There was something going on at Massey Hall in Toronto last night – something physical, and something decidedly spiritual. It wasn’t your ordinary concert. Although Massey Hall has hosted more than its share of special shows, there was something different about this one. Everyone knew it. The anticipation ran high. My friends on Facebook were posting last week about how excited they were, how they felt "like 12-year-olds waiting for Christmas." When I sat down in my seat you could hear folks all ‘round talking about how they had been counting down the days. Then, at 8:00 on the dot, as is customary at this hallowed hall, Ricky Skaggs, his wife Sharon White, and Ryland P. Cooder came onto the stage. They were followed by Ry’s son Joachim, Sharon’s sister Cheryl, their dad Buck White and Ricky’s longtime bandmate Mark Fain. It was truly a family affair.
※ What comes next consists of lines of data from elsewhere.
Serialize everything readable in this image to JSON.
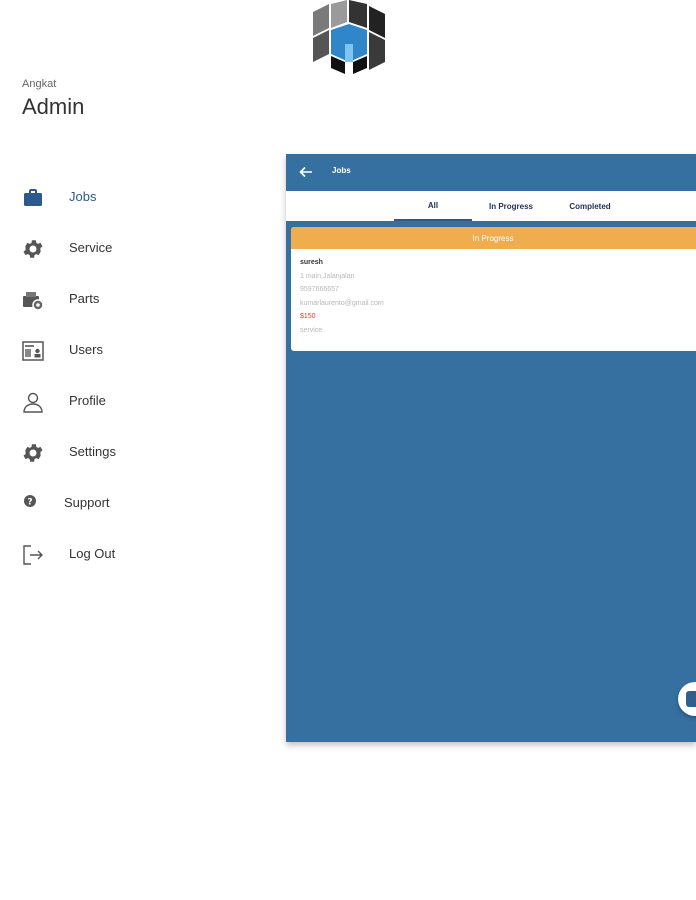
{
  "brand": {
    "org": "Angkat",
    "role": "Admin",
    "logo_icon": "cube-logo-icon"
  },
  "menu": [
    {
      "label": "Jobs",
      "icon": "briefcase-icon",
      "active": true
    },
    {
      "label": "Service",
      "icon": "gear-icon"
    },
    {
      "label": "Parts",
      "icon": "parts-icon"
    },
    {
      "label": "Users",
      "icon": "users-icon"
    },
    {
      "label": "Profile",
      "icon": "person-icon"
    },
    {
      "label": "Settings",
      "icon": "gear-icon"
    },
    {
      "label": "Support",
      "icon": "help-icon"
    },
    {
      "label": "Log Out",
      "icon": "logout-icon"
    }
  ],
  "app": {
    "title": "Jobs",
    "tabs": [
      {
        "label": "All",
        "active": true
      },
      {
        "label": "In Progress"
      },
      {
        "label": "Completed"
      }
    ],
    "job_card": {
      "status": "In Progress",
      "name": "suresh",
      "address": "1 main,Jalanjalan",
      "phone": "9597666657",
      "email": "kumarlaurento@gmail.com",
      "price": "$150",
      "type": "service"
    }
  },
  "colors": {
    "primary": "#3670a0",
    "status_in_progress": "#f0ad4e",
    "price": "#e53935",
    "active_menu": "#2d5a8e"
  }
}
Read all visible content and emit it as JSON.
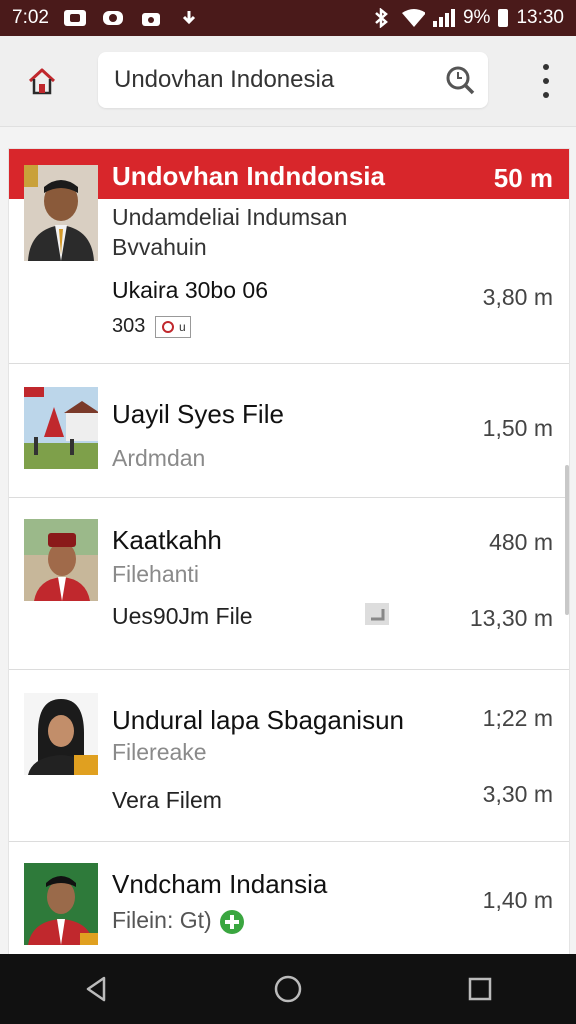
{
  "status_bar": {
    "time_left": "7:02",
    "battery_text": "9%",
    "time_right": "13:30"
  },
  "app_bar": {
    "search_value": "Undovhan Indonesia",
    "icons": {
      "home": "home-icon",
      "search": "search-icon",
      "more": "more-vert-icon"
    }
  },
  "list": {
    "items": [
      {
        "header_title": "Undovhan Indndonsia",
        "header_distance": "50 m",
        "line1": "Undamdeliai Indumsan",
        "line2": "Bvvahuin",
        "line3": "Ukaira 30bo 06",
        "line4": "303",
        "distance": "3,80 m"
      },
      {
        "title": "Uayil Syes File",
        "sub": "Ardmdan",
        "distance": "1,50 m"
      },
      {
        "title": "Kaatkahh",
        "sub": "Filehanti",
        "line3": "Ues90Jm File",
        "distance1": "480 m",
        "distance2": "13,30 m"
      },
      {
        "title": "Undural lapa Sbaganisun",
        "sub": "Filereake",
        "line3": "Vera Filem",
        "distance1": "1;22 m",
        "distance2": "3,30 m"
      },
      {
        "title": "Vndcham Indansia",
        "sub": "Filein: Gt)",
        "distance": "1,40 m"
      }
    ]
  },
  "colors": {
    "accent": "#d8262b",
    "status_bar": "#4a1a1a",
    "nav_bar": "#111111"
  }
}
The spiritual started right away with a sparkling rendition of the Louvin Brothers' “The Family Who Prays,” underlining both the family theme and the contact with a higher power. Mandolin, acoustic and electric guitar, standup bass, subtle drumming and a touch of honky-tonk (or was that Southern Baptist) piano. The blend was great, the harmonies true, and the sound was heavenly. Ricky commented on the sound in Massey, and how the building should be treasured. (It does sound fine, but those seats are a challenge!) The heavenly theme continued with Flatt & Scruggs’ “Take Me In Your Lifeboat.” Each of the three highlighted singers took turns taking the lead. And when they needed a quartet, Cheryl stepped up to the microphone. Otherwise she sat next to her 85-year-old father, who was in many ways the star of the night.
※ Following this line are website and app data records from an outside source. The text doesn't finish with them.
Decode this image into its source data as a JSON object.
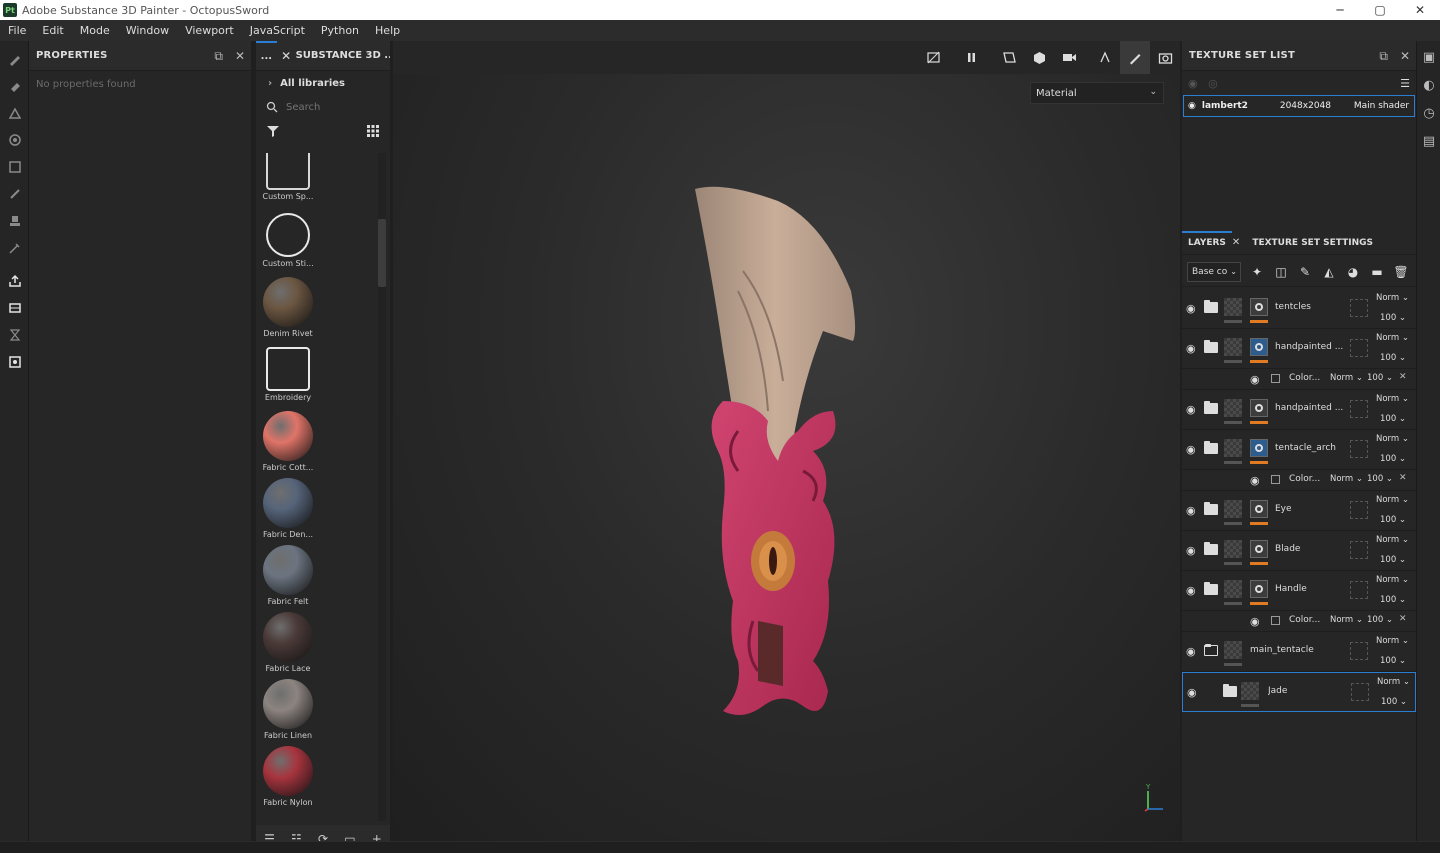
{
  "window": {
    "title": "Adobe Substance 3D Painter - OctopusSword",
    "logo_text": "Pt",
    "minimize": "─",
    "maximize": "▢",
    "close": "✕"
  },
  "menu": [
    "File",
    "Edit",
    "Mode",
    "Window",
    "Viewport",
    "JavaScript",
    "Python",
    "Help"
  ],
  "properties": {
    "title": "PROPERTIES",
    "empty_text": "No properties found"
  },
  "shelf": {
    "tab_dots": "...",
    "tab_label": "SUBSTANCE 3D ...",
    "library_label": "All libraries",
    "search_placeholder": "Search",
    "items": [
      {
        "label": "Custom Sp...",
        "color": "#d8d8d8"
      },
      {
        "label": "Custom Sti...",
        "color": "#e8e8e8"
      },
      {
        "label": "Denim Rivet",
        "color": "#6b5641"
      },
      {
        "label": "Embroidery",
        "color": "#e8e8e8"
      },
      {
        "label": "Fabric Cott...",
        "color": "#e07468"
      },
      {
        "label": "Fabric Den...",
        "color": "#56647a"
      },
      {
        "label": "Fabric Felt",
        "color": "#6b7480"
      },
      {
        "label": "Fabric Lace",
        "color": "#4a3a38"
      },
      {
        "label": "Fabric Linen",
        "color": "#8c8480"
      },
      {
        "label": "Fabric Nylon",
        "color": "#a8343e"
      }
    ]
  },
  "viewport": {
    "material_mode": "Material",
    "axis_label": "Y"
  },
  "texture_set_list": {
    "title": "TEXTURE SET LIST",
    "row": {
      "name": "lambert2",
      "resolution": "2048x2048",
      "shader": "Main shader"
    }
  },
  "layers": {
    "tab_layers": "LAYERS",
    "tab_settings": "TEXTURE SET SETTINGS",
    "channel": "Base co",
    "items": [
      {
        "type": "layer",
        "name": "tentcles",
        "blend": "Norm",
        "opacity": "100",
        "blue": false
      },
      {
        "type": "layer",
        "name": "handpainted ...",
        "blend": "Norm",
        "opacity": "100",
        "blue": true
      },
      {
        "type": "sub",
        "name": "Color...",
        "blend": "Norm",
        "opacity": "100"
      },
      {
        "type": "layer",
        "name": "handpainted ...",
        "blend": "Norm",
        "opacity": "100",
        "blue": false
      },
      {
        "type": "layer",
        "name": "tentacle_arch",
        "blend": "Norm",
        "opacity": "100",
        "blue": true
      },
      {
        "type": "sub",
        "name": "Color...",
        "blend": "Norm",
        "opacity": "100"
      },
      {
        "type": "layer",
        "name": "Eye",
        "blend": "Norm",
        "opacity": "100",
        "blue": false
      },
      {
        "type": "layer",
        "name": "Blade",
        "blend": "Norm",
        "opacity": "100",
        "blue": false
      },
      {
        "type": "layer",
        "name": "Handle",
        "blend": "Norm",
        "opacity": "100",
        "blue": false
      },
      {
        "type": "sub",
        "name": "Color...",
        "blend": "Norm",
        "opacity": "100"
      },
      {
        "type": "group",
        "name": "main_tentacle",
        "blend": "Norm",
        "opacity": "100"
      },
      {
        "type": "folder",
        "name": "Jade",
        "blend": "Norm",
        "opacity": "100"
      }
    ]
  },
  "colors": {
    "accent": "#2a7fd5",
    "orange": "#e07b23"
  }
}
If you’ve never seen/heard anyone “tickle the ivories,” look for a video of Buck White: he owned those 88 keys. They did versions of Merle Travis songs, Hank Williams, and Bill Monroe. Ry took up his weird 1960’s Guyatone guitar for Jimmy Martin’s “Hold Whatcha Got.” It was the only tune Cooder played bottleneck on all night, and Ricky said it was his favourite song in the set. It sure got people interested. Ry also played a big old orange Gretsch guitar, a smaller undecipherable electric, and 3 or 4 other stringed instruments, including a banjo he claimed not to have played for 45 years. Don’t believe it!
A slow and sensual “Tennessee Waltz” was introduced as an instrumental back and forth between Ry and Ricky (on mandolin) until the ladies stepped up to the microphones for one final chorus. It was beautiful. Ry sang bass as the quartet did “Where the Soul of Man Never Dies.” The group vocals were stunning. Even Buck took a lead vocal on a Ferlin Husky cover, but it was the harmonies that killed. Close your eyes and be transported.
Sharon strummed a big Martin guitar and sang lead on a few tunes – she has a powerful voice that just cries out country. Cheryl’s tenor joins with the magic sibling blend that caused so many country duets and trios to form. The Louvins, the Stanleys, the Everlys, and the Whites! Ricky Skaggs is an extraordinary mandolin player, but he can also rock the house on a red Tele as he showed a couple times last night. His duet with Sharon on “No Doubt About It” was a highlight. But, truthfully, they were all highlights. Even the between song patter was good. Whether it was teasing Ry about his desire to sing bass in a gospel quartet, or Skaggs remembering his days recording for CBS (“the longer I was with them, the more I could C…BS!").
The show ended after ninety solid minutes and the crowd immediately jumped to its feet. Everybody gets a standing ovation these days – and not everyone deserves it – but this band did. They didn’t keep us waiting either. They came back out and lit into an old Blind Alfred Reed number, “You Must Unload.” At first I thought it might be a Cooder re-write, but when I looked it up this morning, there it was…
You fashion loving Christians, you’ll surely be denied.The same goes for the money-lovers, the power-brokers and the cigarette smokers! Watch out. But if you want to get close to heaven without shuffling off the mortal coil, an evening listening to these good ole gospel songs surely can get you started.
You’re robbing God of treasure, when you feed yourself with pride.
The way is straight and narrow and few are in the road
My brother and my sister there is no other mode
If you want to get to heaven, your future abode
You must, you must unload.
The evening continued downstairs where Ricky, Sharon and Ry signed posters and CDs, and took pictures with everyone, ‘til the last person was satisfied. It’s an old country music tradition, one that might be new to Mr. Cooder. Nonetheless, I shook his hand and went home a happy man.
Green Man Review and Sleeping Hedgehog. He published the Rylander Quarterly (a Ry Cooder-based newsletter) for 8 years before turning it into a blog, at http://rylander-rylander.blogspot.com. He works at McMaster University as Director of Learning Space Development and lives in Dundas with his wife.